Saint Prosper of Aquitaine (+ 455)

Saint Prosper was born in Aquitaine around the year 390. He was a renowned lay theologian, although few details of his life are known.

We know Saint Prosper chiefly from his writings. A contemporary writer described him as "a holy and venerable man." Like Saint Augustine, Saint Prosper was also an opponent of the Pelagian heresy. This wise man seems to have spent his life embroiled in controversies with heretics. Many of Saint Prosper's writings echo the teaching of Saint Augustine (June 15) on grace and free will. Though he never met Augustine, he was an aggressive propagandist for the Augustinian doctrine of grace. After Augustine's death he wrote three series of Augustinian defenses, especially against Saint Vincent of Lerins and Saint John Cassian (it should be noted that the Orthodox position aligns more with the latter rather than Augustine). In speaking of Pelagianism in Rome, Saint Photios the Great says the following: "Not long afterwards, when the shameless heresy again sprang up from an evil root, certain persons at Rome openly expressed themselves in favor of it. But Prosper, truly a man of God, in his pamphlets against them, soon crushed them, while Leo still occupied the papal throne."

In Saint Prosper, science was joined to virtue.
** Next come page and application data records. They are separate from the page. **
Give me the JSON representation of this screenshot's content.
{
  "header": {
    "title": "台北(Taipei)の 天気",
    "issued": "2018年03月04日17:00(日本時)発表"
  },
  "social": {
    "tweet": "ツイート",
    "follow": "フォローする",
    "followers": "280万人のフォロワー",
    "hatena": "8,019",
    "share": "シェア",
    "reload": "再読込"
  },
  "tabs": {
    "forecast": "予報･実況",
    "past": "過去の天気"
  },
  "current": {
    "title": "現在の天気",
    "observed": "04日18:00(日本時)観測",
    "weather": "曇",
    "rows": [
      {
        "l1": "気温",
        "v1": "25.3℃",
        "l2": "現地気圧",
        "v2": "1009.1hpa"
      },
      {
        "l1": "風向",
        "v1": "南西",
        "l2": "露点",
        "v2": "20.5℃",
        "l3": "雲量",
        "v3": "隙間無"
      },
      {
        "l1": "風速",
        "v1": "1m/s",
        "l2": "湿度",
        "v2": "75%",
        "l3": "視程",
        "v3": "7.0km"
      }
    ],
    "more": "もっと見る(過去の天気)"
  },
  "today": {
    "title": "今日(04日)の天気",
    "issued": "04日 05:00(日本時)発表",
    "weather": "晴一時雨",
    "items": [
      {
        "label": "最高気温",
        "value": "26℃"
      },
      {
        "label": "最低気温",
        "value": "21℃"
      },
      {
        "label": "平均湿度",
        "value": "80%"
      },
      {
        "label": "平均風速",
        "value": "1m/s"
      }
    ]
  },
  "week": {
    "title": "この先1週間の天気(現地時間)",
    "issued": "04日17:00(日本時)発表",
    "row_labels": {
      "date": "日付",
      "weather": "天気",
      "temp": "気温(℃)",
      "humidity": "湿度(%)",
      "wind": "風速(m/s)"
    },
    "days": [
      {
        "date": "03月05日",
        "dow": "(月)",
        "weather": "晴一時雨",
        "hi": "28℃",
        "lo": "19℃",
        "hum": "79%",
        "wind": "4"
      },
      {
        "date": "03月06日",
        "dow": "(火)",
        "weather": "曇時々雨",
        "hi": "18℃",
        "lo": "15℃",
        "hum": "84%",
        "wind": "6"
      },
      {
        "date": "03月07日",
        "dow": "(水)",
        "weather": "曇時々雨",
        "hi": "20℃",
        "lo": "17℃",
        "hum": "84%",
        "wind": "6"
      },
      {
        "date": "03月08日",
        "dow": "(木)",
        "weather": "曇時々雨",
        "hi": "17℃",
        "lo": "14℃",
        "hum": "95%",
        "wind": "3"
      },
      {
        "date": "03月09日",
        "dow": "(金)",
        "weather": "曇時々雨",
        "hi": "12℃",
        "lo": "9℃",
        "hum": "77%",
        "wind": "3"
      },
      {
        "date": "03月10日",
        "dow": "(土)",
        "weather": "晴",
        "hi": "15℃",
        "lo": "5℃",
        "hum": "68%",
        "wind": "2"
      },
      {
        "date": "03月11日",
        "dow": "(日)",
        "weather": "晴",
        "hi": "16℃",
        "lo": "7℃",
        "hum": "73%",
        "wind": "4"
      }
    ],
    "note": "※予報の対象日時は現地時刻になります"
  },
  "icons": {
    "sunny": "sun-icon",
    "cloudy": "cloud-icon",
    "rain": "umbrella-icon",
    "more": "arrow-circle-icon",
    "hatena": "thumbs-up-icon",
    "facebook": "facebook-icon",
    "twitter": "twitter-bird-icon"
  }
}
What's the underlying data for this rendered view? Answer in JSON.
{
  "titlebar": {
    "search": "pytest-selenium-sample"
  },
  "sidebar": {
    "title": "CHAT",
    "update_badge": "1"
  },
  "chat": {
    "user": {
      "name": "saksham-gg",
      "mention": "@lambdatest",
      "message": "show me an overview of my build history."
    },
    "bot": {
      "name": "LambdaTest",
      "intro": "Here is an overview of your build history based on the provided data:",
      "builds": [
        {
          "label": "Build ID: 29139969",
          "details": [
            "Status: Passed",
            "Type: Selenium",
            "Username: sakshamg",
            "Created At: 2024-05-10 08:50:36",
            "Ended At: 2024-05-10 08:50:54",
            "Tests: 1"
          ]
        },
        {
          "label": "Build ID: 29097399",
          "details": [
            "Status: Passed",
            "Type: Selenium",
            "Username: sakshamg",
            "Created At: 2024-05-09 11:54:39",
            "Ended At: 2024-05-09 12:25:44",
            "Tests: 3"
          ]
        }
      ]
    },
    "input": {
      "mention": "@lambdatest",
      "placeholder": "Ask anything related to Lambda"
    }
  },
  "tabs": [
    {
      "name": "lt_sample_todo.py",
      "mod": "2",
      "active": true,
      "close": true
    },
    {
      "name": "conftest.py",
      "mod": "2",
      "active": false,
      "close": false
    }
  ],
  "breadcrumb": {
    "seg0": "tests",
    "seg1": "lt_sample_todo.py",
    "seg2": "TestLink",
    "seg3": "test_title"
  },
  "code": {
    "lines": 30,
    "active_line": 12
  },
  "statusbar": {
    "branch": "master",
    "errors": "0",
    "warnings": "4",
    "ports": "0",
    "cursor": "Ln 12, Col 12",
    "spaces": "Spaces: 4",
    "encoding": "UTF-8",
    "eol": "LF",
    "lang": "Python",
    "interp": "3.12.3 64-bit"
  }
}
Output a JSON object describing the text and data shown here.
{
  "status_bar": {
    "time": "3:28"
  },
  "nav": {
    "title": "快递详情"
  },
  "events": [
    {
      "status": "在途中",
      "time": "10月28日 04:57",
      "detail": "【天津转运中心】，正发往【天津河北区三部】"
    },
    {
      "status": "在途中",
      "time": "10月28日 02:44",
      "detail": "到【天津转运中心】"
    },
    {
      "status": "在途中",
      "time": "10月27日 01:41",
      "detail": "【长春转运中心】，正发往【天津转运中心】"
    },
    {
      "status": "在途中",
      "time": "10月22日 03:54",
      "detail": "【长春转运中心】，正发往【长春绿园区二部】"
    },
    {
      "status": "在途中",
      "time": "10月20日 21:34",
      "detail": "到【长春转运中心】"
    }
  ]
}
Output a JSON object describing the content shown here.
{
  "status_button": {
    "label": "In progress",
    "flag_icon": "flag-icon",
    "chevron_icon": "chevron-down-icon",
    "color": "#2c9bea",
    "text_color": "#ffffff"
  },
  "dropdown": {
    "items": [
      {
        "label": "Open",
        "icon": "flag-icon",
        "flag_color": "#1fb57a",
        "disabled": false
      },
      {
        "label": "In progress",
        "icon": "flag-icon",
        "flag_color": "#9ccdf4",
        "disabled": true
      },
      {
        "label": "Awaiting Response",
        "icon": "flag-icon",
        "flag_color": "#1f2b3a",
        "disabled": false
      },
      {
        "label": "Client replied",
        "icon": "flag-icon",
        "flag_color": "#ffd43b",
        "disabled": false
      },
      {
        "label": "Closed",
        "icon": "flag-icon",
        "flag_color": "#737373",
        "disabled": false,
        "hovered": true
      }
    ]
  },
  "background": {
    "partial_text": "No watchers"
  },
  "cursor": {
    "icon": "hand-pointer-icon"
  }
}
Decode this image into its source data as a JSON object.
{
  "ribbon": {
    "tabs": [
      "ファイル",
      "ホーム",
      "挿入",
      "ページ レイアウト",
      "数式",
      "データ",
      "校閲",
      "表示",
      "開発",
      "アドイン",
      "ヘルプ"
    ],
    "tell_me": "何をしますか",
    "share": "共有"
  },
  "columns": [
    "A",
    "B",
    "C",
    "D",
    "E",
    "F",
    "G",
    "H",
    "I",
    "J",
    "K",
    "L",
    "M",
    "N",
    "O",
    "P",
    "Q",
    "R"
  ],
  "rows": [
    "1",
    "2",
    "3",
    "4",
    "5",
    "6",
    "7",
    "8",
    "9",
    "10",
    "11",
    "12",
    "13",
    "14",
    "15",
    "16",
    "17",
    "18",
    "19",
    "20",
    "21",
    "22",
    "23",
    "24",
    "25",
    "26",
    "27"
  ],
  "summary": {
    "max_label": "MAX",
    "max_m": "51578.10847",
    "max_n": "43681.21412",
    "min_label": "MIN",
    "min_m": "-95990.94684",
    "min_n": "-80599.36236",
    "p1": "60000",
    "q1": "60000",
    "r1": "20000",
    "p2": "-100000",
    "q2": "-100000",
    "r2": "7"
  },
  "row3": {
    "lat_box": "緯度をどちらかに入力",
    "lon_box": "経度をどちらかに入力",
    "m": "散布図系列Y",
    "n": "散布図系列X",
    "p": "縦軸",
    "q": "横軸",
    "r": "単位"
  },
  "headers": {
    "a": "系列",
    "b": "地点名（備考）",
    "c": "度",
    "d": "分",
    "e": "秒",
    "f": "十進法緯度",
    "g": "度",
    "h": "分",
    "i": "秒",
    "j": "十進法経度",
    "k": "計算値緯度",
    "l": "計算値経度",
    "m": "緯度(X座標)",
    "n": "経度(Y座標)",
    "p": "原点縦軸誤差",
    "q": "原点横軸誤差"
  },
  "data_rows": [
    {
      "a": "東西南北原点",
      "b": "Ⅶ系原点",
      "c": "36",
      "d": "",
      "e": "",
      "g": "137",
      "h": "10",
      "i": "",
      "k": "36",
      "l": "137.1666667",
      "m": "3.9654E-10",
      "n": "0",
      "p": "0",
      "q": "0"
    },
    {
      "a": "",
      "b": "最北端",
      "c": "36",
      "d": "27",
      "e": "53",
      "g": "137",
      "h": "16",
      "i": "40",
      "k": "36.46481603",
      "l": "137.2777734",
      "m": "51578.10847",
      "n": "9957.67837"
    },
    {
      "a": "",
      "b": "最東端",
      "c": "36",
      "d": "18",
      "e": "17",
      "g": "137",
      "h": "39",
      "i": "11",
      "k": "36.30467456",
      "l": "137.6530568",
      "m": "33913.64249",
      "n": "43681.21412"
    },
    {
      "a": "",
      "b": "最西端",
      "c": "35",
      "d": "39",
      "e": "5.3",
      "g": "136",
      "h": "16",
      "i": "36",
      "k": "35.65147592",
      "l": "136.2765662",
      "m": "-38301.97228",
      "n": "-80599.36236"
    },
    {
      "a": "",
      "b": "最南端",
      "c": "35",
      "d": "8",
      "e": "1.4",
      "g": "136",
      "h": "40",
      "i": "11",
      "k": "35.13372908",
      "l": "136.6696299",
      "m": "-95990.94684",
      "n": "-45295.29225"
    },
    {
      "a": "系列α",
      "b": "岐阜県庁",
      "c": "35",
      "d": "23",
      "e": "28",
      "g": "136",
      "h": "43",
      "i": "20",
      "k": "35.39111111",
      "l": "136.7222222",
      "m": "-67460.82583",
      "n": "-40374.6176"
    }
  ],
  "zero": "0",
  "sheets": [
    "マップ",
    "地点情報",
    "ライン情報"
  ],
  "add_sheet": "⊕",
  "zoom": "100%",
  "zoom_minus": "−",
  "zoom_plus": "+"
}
It is evident that he applied himself to literature, and especially to acquiring knowledge of Holy Scripture. He was no less an expert in human sciences than he was in theology. He excelled particularly in mathematics, astronomy, and chronology. His great learning and holiness made him well known throughout the entire Church.

Saint Prosper has sometimes been identified, mistakenly, with Saint Paulinus of Reggio (June 25), who was a bishop. Everything we know about him leads us to believe that Saint Prosper was not a bishop, nor even a priest. In a poem to his wife he wrote: "Lift me up again if I fall; correct yourself if I point out some fault. Let it never be sufficient for us to be one body, let us also be one soul." By 428, Saint Prosper persuaded his wife to become a nun, and he entered a monastery at Marseilles. When Saint Leo the Great was chosen as the Bishop of Rome in 440, he sent for Prosper to become his secretary. Many historians believe that the admirable treatise "On the Incarnation of the Word," which is ascribed to Saint Leo, is actually the work of Saint Prosper. It is possible, however, that Saint Leo may have reworked it in his own style.

Saint Prosper reposed in Rome, sometime after 455.

The icon of Saint Prosper depicts him holding a scroll which reads: "The Orthodox faith subdues the monster of heresy."

Apolytikion in the First Tone
Come, you faithful, let us venerate Prosper, this new Father of the Church, the child of Aquitaine and glory of the Gauls, an imitator of the Holy Apostles; from all sorts of threats against Orthodoxy he delivers those who cry to him with faith: Glory to Him Who has given you this knowledge, glory to Him Who has enlightened you, glory to Him Who saves us by your prayers.